IBM Fellow and Ted H. McCourtney Professor of Computer Science and Engineering at the University of Notre Dame


PETER M. KOGGE received his Ph.D. in EE from Stanford in 1973. From 1968 until 1994 he was with IBM’s Federal Systems Division, and was appointed an IBM Fellow in 1993. In August, 1994 he joined the University of Notre Dame as first holder of the endowed McCourtney Chair in Computer Science and Engineering. He has served as both Department Chair and Associate Dean for Research, College of Engineering.  He is an IEEE Fellow, a Distinguished Visiting Scientist at JPL, and a founder of Emu Solutions, Inc. He holds over 40 patents and is author of two books, including the first text on pipelining. His Ph.D. thesis led to the Kogge-Stone adder used in many microprocessors.  Other projects included EXECUBE – the world’s first multi-core processor and first processor on a DRAM chip, the IBM 3838 Array processor which was for a time the fastest floating point machine marketed by IBM, and the IOP – the world’s second multi-threaded parallel processor which flew on every Space Shuttle. In 2008, he led DARPA’s Exascale technology study group, which resulted in a widely referenced report on technologies for exascale computing, and has had key roles on many other HPC programs. He has received the Daniel Slotnick best paper award (1994), the IEEE Seymour Cray award for high performance computer engineering (2012), the IEEE Charles Babbage award for contributions to the evolution of massively parallel processing architectures (2014), the IEEE Computer Pioneer award (2015), and the Gauss best paper award (2015). His interests are in massively parallel computing paradigms, processing in memory, and the relationship between emerging technology and computer architectures.

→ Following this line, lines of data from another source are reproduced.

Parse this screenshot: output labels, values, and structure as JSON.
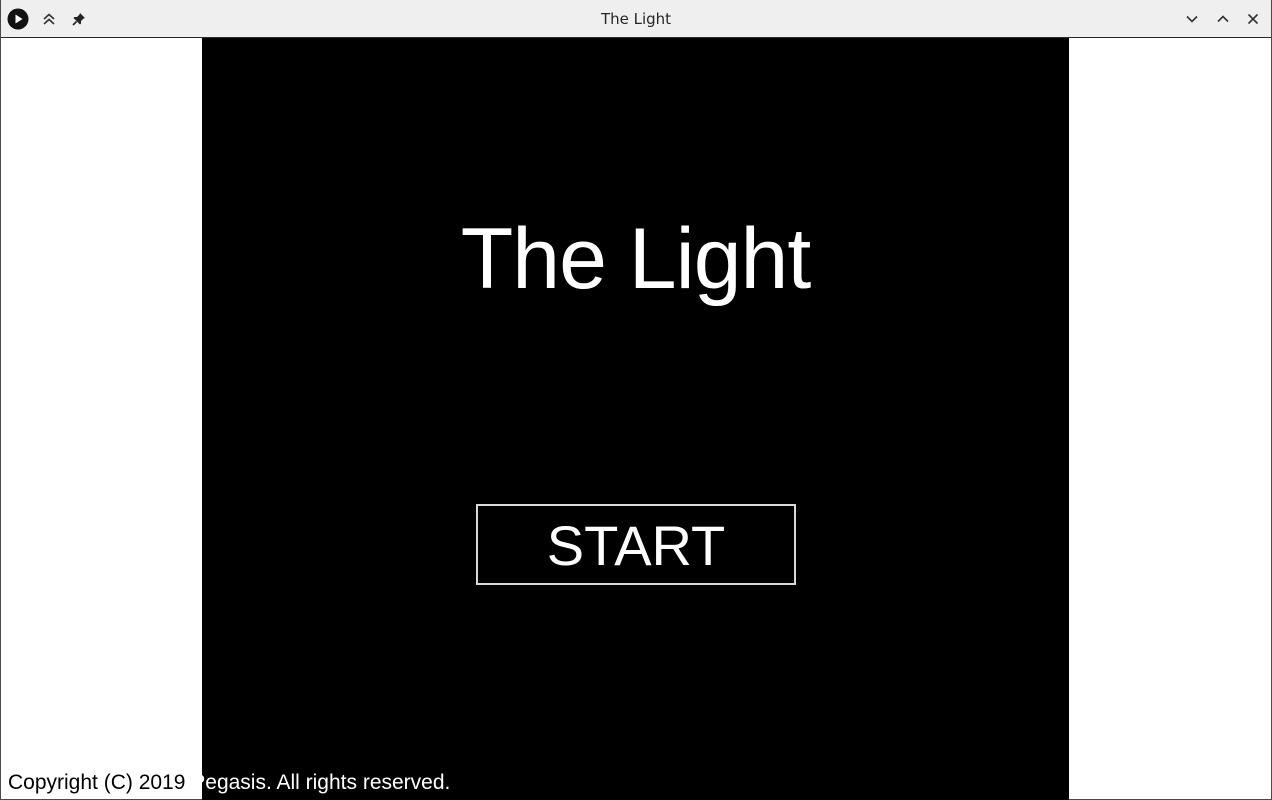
{
  "window": {
    "title": "The Light",
    "titlebar_bg": "#efefef",
    "buttons": {
      "app_menu_icon": "play-circle-icon",
      "keep_above_icon": "double-chevron-up-icon",
      "pin_icon": "pin-icon",
      "minimize_icon": "chevron-down-icon",
      "maximize_icon": "chevron-up-icon",
      "close_icon": "close-icon"
    }
  },
  "game": {
    "background": "#000000",
    "title": "The Light",
    "start_label": "START"
  },
  "footer": {
    "copyright_part1": "Copyright (C) 2019",
    "copyright_part2": " Pegasis. All rights reserved."
  }
}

Wikipedia entry

IEEE 2012 Seymour Cray award recipient

DARPA Exascale Study – Editor and Study Lead